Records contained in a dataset
********
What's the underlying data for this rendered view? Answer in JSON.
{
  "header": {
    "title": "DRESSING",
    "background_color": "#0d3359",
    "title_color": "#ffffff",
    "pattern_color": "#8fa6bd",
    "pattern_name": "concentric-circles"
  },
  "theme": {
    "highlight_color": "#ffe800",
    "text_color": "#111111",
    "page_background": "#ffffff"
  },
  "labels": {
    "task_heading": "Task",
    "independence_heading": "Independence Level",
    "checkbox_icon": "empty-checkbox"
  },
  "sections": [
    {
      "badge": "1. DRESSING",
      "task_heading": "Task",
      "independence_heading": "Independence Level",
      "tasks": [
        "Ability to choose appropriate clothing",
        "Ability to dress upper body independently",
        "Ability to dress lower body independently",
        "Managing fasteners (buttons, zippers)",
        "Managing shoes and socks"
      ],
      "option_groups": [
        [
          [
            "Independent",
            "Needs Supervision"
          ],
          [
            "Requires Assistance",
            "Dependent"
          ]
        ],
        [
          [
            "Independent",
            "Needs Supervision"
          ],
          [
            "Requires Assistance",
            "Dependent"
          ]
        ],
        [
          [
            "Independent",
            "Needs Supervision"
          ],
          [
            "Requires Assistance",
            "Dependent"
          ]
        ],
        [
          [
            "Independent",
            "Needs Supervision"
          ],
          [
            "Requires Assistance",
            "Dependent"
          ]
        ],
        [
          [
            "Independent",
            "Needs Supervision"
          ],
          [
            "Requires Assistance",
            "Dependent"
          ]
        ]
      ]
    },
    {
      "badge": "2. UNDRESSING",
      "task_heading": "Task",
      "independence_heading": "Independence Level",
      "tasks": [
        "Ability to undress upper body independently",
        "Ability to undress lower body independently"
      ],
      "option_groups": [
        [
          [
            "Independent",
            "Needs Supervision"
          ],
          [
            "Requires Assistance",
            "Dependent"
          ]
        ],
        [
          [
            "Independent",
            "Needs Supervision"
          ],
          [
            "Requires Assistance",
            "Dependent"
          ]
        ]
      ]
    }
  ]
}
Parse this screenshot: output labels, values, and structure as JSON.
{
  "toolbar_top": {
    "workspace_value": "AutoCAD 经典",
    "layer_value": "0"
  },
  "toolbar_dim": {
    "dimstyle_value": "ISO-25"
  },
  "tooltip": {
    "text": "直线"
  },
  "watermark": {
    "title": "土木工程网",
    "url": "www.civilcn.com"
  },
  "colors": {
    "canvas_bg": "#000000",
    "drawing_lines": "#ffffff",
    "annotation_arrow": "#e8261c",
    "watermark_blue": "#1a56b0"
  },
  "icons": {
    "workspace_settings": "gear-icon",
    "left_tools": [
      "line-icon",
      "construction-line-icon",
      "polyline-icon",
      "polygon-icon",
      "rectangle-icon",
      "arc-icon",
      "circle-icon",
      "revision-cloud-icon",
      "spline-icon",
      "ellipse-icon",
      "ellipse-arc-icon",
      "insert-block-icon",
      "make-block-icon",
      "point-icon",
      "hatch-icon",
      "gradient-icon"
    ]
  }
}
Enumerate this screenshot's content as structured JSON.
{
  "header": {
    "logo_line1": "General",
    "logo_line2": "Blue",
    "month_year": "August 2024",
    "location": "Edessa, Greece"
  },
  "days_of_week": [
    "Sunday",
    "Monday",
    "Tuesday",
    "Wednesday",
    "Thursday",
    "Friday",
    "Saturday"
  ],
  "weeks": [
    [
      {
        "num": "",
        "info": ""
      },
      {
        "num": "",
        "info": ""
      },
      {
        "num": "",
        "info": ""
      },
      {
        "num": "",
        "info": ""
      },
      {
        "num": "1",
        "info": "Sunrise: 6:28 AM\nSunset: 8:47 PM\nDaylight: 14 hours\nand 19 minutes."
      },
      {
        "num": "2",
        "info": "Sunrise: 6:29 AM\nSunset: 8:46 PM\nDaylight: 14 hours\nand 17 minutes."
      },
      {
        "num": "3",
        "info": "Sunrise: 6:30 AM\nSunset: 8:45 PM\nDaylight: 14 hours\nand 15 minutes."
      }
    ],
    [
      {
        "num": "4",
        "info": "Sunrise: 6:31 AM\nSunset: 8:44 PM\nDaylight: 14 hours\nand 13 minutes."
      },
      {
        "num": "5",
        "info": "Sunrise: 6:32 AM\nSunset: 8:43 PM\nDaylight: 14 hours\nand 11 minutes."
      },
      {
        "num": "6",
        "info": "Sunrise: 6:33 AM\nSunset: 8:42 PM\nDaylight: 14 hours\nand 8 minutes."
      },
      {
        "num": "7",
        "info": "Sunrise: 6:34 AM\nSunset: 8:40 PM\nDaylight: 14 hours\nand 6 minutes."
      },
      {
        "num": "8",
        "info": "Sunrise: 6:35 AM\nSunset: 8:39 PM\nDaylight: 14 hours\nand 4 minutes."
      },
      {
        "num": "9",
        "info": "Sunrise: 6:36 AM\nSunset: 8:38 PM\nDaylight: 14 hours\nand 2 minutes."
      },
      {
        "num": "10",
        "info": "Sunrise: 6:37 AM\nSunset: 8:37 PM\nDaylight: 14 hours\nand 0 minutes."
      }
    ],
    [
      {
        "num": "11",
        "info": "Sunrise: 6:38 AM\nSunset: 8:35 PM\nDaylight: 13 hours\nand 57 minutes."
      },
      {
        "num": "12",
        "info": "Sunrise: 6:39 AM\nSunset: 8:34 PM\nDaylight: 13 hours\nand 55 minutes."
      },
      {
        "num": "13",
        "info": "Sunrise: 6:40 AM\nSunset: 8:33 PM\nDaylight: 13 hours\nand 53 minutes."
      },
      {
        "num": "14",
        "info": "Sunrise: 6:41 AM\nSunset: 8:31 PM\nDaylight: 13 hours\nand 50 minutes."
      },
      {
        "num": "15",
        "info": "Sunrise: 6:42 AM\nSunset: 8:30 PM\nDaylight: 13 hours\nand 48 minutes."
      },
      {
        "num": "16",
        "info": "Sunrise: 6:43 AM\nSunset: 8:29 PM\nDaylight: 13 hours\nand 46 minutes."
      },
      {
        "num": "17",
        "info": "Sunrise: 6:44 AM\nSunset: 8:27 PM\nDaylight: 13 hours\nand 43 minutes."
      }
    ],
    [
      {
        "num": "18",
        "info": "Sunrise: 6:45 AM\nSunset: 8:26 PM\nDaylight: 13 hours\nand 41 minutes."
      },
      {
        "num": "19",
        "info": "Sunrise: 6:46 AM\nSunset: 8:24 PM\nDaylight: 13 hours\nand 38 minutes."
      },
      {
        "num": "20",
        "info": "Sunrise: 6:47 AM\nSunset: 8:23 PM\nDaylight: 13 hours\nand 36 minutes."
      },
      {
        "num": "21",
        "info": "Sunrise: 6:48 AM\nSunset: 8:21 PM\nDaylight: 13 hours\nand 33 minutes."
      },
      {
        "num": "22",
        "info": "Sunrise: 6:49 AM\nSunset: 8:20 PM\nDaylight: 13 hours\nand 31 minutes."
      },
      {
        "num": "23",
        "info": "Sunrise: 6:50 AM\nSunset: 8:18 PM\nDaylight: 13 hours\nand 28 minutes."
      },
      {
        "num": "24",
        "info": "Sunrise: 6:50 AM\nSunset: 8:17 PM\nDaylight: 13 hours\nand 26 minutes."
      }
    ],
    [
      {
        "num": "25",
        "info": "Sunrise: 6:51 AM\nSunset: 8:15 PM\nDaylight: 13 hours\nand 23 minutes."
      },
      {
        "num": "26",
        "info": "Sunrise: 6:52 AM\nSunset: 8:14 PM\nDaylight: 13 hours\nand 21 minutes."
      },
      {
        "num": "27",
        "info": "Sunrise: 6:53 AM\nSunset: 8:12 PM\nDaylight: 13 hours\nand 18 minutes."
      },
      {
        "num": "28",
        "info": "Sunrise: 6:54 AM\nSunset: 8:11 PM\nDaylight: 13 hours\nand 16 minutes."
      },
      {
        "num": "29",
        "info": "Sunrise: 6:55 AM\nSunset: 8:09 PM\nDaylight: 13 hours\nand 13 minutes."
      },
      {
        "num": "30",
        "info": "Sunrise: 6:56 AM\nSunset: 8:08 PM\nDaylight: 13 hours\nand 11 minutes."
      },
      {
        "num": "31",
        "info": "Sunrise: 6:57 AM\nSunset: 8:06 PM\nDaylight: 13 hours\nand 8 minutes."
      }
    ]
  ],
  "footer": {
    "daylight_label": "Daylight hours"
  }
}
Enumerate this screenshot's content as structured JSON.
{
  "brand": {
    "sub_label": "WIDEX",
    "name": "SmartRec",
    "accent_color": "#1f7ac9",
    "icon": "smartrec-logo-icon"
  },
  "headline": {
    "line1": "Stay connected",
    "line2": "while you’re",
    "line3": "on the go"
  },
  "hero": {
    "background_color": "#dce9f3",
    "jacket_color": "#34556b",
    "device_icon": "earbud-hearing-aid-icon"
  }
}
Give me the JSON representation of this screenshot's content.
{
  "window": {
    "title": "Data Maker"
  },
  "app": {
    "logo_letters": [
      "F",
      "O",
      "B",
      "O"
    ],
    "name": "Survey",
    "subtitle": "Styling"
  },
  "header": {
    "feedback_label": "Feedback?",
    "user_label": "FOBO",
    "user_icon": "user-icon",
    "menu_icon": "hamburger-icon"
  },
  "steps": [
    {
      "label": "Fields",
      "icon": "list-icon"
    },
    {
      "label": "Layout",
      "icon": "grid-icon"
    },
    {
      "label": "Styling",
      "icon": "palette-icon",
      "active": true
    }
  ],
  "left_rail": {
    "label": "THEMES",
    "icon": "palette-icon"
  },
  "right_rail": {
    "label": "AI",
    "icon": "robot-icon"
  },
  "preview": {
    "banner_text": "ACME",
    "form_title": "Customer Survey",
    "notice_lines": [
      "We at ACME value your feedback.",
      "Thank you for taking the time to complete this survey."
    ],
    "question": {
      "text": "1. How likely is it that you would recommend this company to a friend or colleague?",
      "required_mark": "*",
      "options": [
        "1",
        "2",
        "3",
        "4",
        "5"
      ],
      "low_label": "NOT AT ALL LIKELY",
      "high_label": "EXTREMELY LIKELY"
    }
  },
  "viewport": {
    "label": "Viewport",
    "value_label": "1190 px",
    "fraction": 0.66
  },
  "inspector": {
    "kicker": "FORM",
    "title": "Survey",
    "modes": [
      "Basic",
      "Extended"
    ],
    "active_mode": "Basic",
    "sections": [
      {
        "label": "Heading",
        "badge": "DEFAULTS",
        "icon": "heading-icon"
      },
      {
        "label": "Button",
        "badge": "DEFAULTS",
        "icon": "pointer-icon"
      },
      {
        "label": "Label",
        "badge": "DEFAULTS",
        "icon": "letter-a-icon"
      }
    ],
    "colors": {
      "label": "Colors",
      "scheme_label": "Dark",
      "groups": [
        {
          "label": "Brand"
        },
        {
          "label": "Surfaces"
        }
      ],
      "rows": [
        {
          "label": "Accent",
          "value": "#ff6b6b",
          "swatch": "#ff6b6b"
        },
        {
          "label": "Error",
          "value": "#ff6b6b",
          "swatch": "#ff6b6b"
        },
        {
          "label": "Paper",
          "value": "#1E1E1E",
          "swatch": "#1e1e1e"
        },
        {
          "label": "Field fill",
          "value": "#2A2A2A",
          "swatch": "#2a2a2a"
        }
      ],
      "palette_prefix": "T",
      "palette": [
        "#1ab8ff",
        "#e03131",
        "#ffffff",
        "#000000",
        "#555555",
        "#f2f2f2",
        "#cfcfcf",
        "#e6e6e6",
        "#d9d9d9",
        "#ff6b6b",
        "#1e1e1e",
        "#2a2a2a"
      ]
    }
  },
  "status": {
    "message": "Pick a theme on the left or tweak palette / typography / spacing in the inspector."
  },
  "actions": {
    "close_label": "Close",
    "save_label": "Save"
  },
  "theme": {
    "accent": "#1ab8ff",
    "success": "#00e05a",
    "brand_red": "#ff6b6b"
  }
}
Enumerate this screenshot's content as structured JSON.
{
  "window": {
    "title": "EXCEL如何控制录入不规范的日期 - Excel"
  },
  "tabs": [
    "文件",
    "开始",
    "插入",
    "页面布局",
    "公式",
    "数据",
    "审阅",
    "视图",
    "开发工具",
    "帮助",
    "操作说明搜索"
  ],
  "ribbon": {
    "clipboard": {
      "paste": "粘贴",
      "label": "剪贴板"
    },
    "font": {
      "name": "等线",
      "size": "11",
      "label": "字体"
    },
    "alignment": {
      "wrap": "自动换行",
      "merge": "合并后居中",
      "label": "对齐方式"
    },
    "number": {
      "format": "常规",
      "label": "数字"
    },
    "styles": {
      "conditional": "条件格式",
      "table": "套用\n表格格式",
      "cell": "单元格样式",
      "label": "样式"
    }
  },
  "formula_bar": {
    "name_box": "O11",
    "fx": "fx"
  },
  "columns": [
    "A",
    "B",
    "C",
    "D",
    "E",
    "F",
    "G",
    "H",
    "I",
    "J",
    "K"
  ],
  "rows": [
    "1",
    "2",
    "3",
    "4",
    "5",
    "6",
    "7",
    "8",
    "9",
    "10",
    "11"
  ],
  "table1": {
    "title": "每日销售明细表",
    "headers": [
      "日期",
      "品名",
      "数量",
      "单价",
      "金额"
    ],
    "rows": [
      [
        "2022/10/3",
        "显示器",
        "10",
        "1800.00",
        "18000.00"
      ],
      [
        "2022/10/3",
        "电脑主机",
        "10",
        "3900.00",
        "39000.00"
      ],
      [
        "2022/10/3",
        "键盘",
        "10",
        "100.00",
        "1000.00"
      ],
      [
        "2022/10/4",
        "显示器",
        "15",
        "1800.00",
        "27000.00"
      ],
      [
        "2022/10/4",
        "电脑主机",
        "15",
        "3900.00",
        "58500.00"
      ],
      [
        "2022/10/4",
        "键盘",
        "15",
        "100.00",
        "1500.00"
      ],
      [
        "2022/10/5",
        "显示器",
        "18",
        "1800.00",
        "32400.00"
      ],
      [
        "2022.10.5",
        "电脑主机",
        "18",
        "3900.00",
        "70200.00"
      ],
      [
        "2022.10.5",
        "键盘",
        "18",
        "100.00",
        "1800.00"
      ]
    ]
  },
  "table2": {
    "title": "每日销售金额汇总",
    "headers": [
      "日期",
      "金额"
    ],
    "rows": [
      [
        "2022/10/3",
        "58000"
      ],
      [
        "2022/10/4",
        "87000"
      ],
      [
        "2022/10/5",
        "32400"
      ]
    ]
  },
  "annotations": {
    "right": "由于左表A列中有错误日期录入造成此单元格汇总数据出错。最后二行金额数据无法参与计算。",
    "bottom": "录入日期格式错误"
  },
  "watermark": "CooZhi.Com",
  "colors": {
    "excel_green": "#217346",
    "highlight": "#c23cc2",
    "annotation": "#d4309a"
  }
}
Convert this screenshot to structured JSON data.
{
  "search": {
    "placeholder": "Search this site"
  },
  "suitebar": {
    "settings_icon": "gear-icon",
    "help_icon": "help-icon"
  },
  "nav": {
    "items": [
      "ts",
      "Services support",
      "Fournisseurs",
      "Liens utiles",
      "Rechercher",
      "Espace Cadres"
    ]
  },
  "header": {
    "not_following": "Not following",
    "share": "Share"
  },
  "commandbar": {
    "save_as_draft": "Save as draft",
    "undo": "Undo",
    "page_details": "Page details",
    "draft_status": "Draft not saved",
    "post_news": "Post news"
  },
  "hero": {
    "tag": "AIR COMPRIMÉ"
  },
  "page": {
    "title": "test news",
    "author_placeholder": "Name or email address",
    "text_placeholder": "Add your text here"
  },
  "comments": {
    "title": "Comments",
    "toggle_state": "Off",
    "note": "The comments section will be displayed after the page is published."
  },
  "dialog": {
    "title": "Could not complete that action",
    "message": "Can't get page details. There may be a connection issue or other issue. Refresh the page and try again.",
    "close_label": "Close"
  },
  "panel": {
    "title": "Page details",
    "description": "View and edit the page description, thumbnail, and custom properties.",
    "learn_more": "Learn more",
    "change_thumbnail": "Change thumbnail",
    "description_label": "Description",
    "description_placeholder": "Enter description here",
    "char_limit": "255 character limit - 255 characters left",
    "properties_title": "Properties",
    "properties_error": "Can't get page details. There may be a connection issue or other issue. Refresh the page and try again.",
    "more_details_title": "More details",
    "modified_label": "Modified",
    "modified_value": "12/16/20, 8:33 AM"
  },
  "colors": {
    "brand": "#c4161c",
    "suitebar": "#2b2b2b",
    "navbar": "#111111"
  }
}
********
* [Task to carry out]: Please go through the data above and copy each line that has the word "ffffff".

* [Result of this exercise]:
    "title_color": "#ffffff",
    "page_background": "#ffffff"
    "drawing_lines": "#ffffff",
        "#ffffff",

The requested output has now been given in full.